Exercise objective
Output the data below exactly, without images.

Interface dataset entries

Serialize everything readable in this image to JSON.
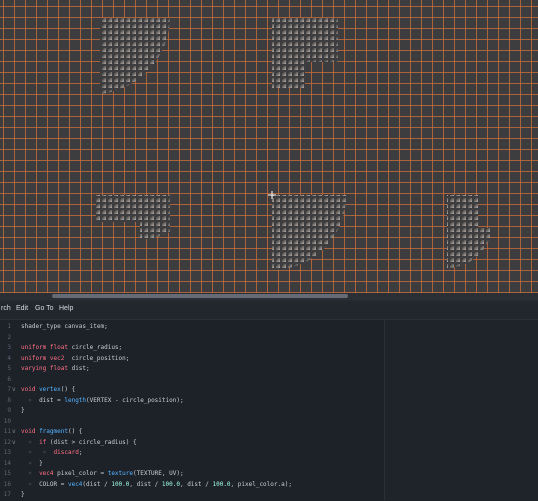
{
  "menu": {
    "items": [
      {
        "label": "rch",
        "x": 1
      },
      {
        "label": "Edit",
        "x": 16
      },
      {
        "label": "Go To",
        "x": 35
      },
      {
        "label": "Help",
        "x": 59
      }
    ]
  },
  "editor": {
    "lines": [
      {
        "num": "1",
        "fold": "",
        "tokens": [
          {
            "t": "shader_type canvas_item;",
            "c": "plain"
          }
        ]
      },
      {
        "num": "2",
        "fold": "",
        "tokens": []
      },
      {
        "num": "3",
        "fold": "",
        "tokens": [
          {
            "t": "uniform float ",
            "c": "kw"
          },
          {
            "t": "circle_radius;",
            "c": "plain"
          }
        ]
      },
      {
        "num": "4",
        "fold": "",
        "tokens": [
          {
            "t": "uniform vec2  ",
            "c": "kw"
          },
          {
            "t": "circle_position;",
            "c": "plain"
          }
        ]
      },
      {
        "num": "5",
        "fold": "",
        "tokens": [
          {
            "t": "varying float ",
            "c": "kw"
          },
          {
            "t": "dist;",
            "c": "plain"
          }
        ]
      },
      {
        "num": "6",
        "fold": "",
        "tokens": []
      },
      {
        "num": "7",
        "fold": "v",
        "tokens": [
          {
            "t": "void ",
            "c": "kw"
          },
          {
            "t": "vertex",
            "c": "fn"
          },
          {
            "t": "() {",
            "c": "plain"
          }
        ]
      },
      {
        "num": "8",
        "fold": "",
        "tokens": [
          {
            "t": "  »  ",
            "c": "ws"
          },
          {
            "t": "dist = ",
            "c": "plain"
          },
          {
            "t": "length",
            "c": "fn"
          },
          {
            "t": "(VERTEX - circle_position);",
            "c": "plain"
          }
        ]
      },
      {
        "num": "9",
        "fold": "",
        "tokens": [
          {
            "t": "}",
            "c": "plain"
          }
        ]
      },
      {
        "num": "10",
        "fold": "",
        "tokens": []
      },
      {
        "num": "11",
        "fold": "v",
        "tokens": [
          {
            "t": "void ",
            "c": "kw"
          },
          {
            "t": "fragment",
            "c": "fn"
          },
          {
            "t": "() {",
            "c": "plain"
          }
        ]
      },
      {
        "num": "12",
        "fold": "v",
        "tokens": [
          {
            "t": "  »  ",
            "c": "ws"
          },
          {
            "t": "if ",
            "c": "kw"
          },
          {
            "t": "(dist > circle_radius) {",
            "c": "plain"
          }
        ]
      },
      {
        "num": "13",
        "fold": "",
        "tokens": [
          {
            "t": "  »   »  ",
            "c": "ws"
          },
          {
            "t": "discard",
            "c": "kw"
          },
          {
            "t": ";",
            "c": "plain"
          }
        ]
      },
      {
        "num": "14",
        "fold": "",
        "tokens": [
          {
            "t": "  »  ",
            "c": "ws"
          },
          {
            "t": "}",
            "c": "plain"
          }
        ]
      },
      {
        "num": "15",
        "fold": "",
        "tokens": [
          {
            "t": "  »  ",
            "c": "ws"
          },
          {
            "t": "vec4 ",
            "c": "kw"
          },
          {
            "t": "pixel_color = ",
            "c": "plain"
          },
          {
            "t": "texture",
            "c": "fn"
          },
          {
            "t": "(TEXTURE, UV);",
            "c": "plain"
          }
        ]
      },
      {
        "num": "16",
        "fold": "",
        "tokens": [
          {
            "t": "  »  ",
            "c": "ws"
          },
          {
            "t": "COLOR = ",
            "c": "plain"
          },
          {
            "t": "vec4",
            "c": "fn"
          },
          {
            "t": "(dist / ",
            "c": "plain"
          },
          {
            "t": "100.0",
            "c": "num"
          },
          {
            "t": ", dist / ",
            "c": "plain"
          },
          {
            "t": "100.0",
            "c": "num"
          },
          {
            "t": ", dist / ",
            "c": "plain"
          },
          {
            "t": "100.0",
            "c": "num"
          },
          {
            "t": ", pixel_color.a);",
            "c": "plain"
          }
        ]
      },
      {
        "num": "17",
        "fold": "",
        "tokens": [
          {
            "t": "}",
            "c": "plain"
          }
        ]
      }
    ]
  },
  "colors": {
    "viewport_bg": "#3d3d40",
    "grid": "#ce703c",
    "editor_bg": "#1d2229",
    "keyword": "#ff7085",
    "function": "#57b3ff",
    "number": "#a1ffe0"
  },
  "icons": {
    "origin_marker": "crosshair-icon",
    "fold_marker": "chevron-down-icon",
    "tab_marker": "tab-arrow-icon"
  }
}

Result of this task
Serialize everything readable in this image to JSON.
{
  "menu": {
    "items": [
      {
        "label": "rch",
        "x": 1
      },
      {
        "label": "Edit",
        "x": 16
      },
      {
        "label": "Go To",
        "x": 35
      },
      {
        "label": "Help",
        "x": 59
      }
    ]
  },
  "editor": {
    "lines": [
      {
        "num": "1",
        "fold": "",
        "tokens": [
          {
            "t": "shader_type canvas_item;",
            "c": "plain"
          }
        ]
      },
      {
        "num": "2",
        "fold": "",
        "tokens": []
      },
      {
        "num": "3",
        "fold": "",
        "tokens": [
          {
            "t": "uniform float ",
            "c": "kw"
          },
          {
            "t": "circle_radius;",
            "c": "plain"
          }
        ]
      },
      {
        "num": "4",
        "fold": "",
        "tokens": [
          {
            "t": "uniform vec2  ",
            "c": "kw"
          },
          {
            "t": "circle_position;",
            "c": "plain"
          }
        ]
      },
      {
        "num": "5",
        "fold": "",
        "tokens": [
          {
            "t": "varying float ",
            "c": "kw"
          },
          {
            "t": "dist;",
            "c": "plain"
          }
        ]
      },
      {
        "num": "6",
        "fold": "",
        "tokens": []
      },
      {
        "num": "7",
        "fold": "v",
        "tokens": [
          {
            "t": "void ",
            "c": "kw"
          },
          {
            "t": "vertex",
            "c": "fn"
          },
          {
            "t": "() {",
            "c": "plain"
          }
        ]
      },
      {
        "num": "8",
        "fold": "",
        "tokens": [
          {
            "t": "  »  ",
            "c": "ws"
          },
          {
            "t": "dist = ",
            "c": "plain"
          },
          {
            "t": "length",
            "c": "fn"
          },
          {
            "t": "(VERTEX - circle_position);",
            "c": "plain"
          }
        ]
      },
      {
        "num": "9",
        "fold": "",
        "tokens": [
          {
            "t": "}",
            "c": "plain"
          }
        ]
      },
      {
        "num": "10",
        "fold": "",
        "tokens": []
      },
      {
        "num": "11",
        "fold": "v",
        "tokens": [
          {
            "t": "void ",
            "c": "kw"
          },
          {
            "t": "fragment",
            "c": "fn"
          },
          {
            "t": "() {",
            "c": "plain"
          }
        ]
      },
      {
        "num": "12",
        "fold": "v",
        "tokens": [
          {
            "t": "  »  ",
            "c": "ws"
          },
          {
            "t": "if ",
            "c": "kw"
          },
          {
            "t": "(dist > circle_radius) {",
            "c": "plain"
          }
        ]
      },
      {
        "num": "13",
        "fold": "",
        "tokens": [
          {
            "t": "  »   »  ",
            "c": "ws"
          },
          {
            "t": "discard",
            "c": "kw"
          },
          {
            "t": ";",
            "c": "plain"
          }
        ]
      },
      {
        "num": "14",
        "fold": "",
        "tokens": [
          {
            "t": "  »  ",
            "c": "ws"
          },
          {
            "t": "}",
            "c": "plain"
          }
        ]
      },
      {
        "num": "15",
        "fold": "",
        "tokens": [
          {
            "t": "  »  ",
            "c": "ws"
          },
          {
            "t": "vec4 ",
            "c": "kw"
          },
          {
            "t": "pixel_color = ",
            "c": "plain"
          },
          {
            "t": "texture",
            "c": "fn"
          },
          {
            "t": "(TEXTURE, UV);",
            "c": "plain"
          }
        ]
      },
      {
        "num": "16",
        "fold": "",
        "tokens": [
          {
            "t": "  »  ",
            "c": "ws"
          },
          {
            "t": "COLOR = ",
            "c": "plain"
          },
          {
            "t": "vec4",
            "c": "fn"
          },
          {
            "t": "(dist / ",
            "c": "plain"
          },
          {
            "t": "100.0",
            "c": "num"
          },
          {
            "t": ", dist / ",
            "c": "plain"
          },
          {
            "t": "100.0",
            "c": "num"
          },
          {
            "t": ", dist / ",
            "c": "plain"
          },
          {
            "t": "100.0",
            "c": "num"
          },
          {
            "t": ", pixel_color.a);",
            "c": "plain"
          }
        ]
      },
      {
        "num": "17",
        "fold": "",
        "tokens": [
          {
            "t": "}",
            "c": "plain"
          }
        ]
      }
    ]
  },
  "colors": {
    "viewport_bg": "#3d3d40",
    "grid": "#ce703c",
    "editor_bg": "#1d2229",
    "keyword": "#ff7085",
    "function": "#57b3ff",
    "number": "#a1ffe0"
  },
  "icons": {
    "origin_marker": "crosshair-icon",
    "fold_marker": "chevron-down-icon",
    "tab_marker": "tab-arrow-icon"
  }
}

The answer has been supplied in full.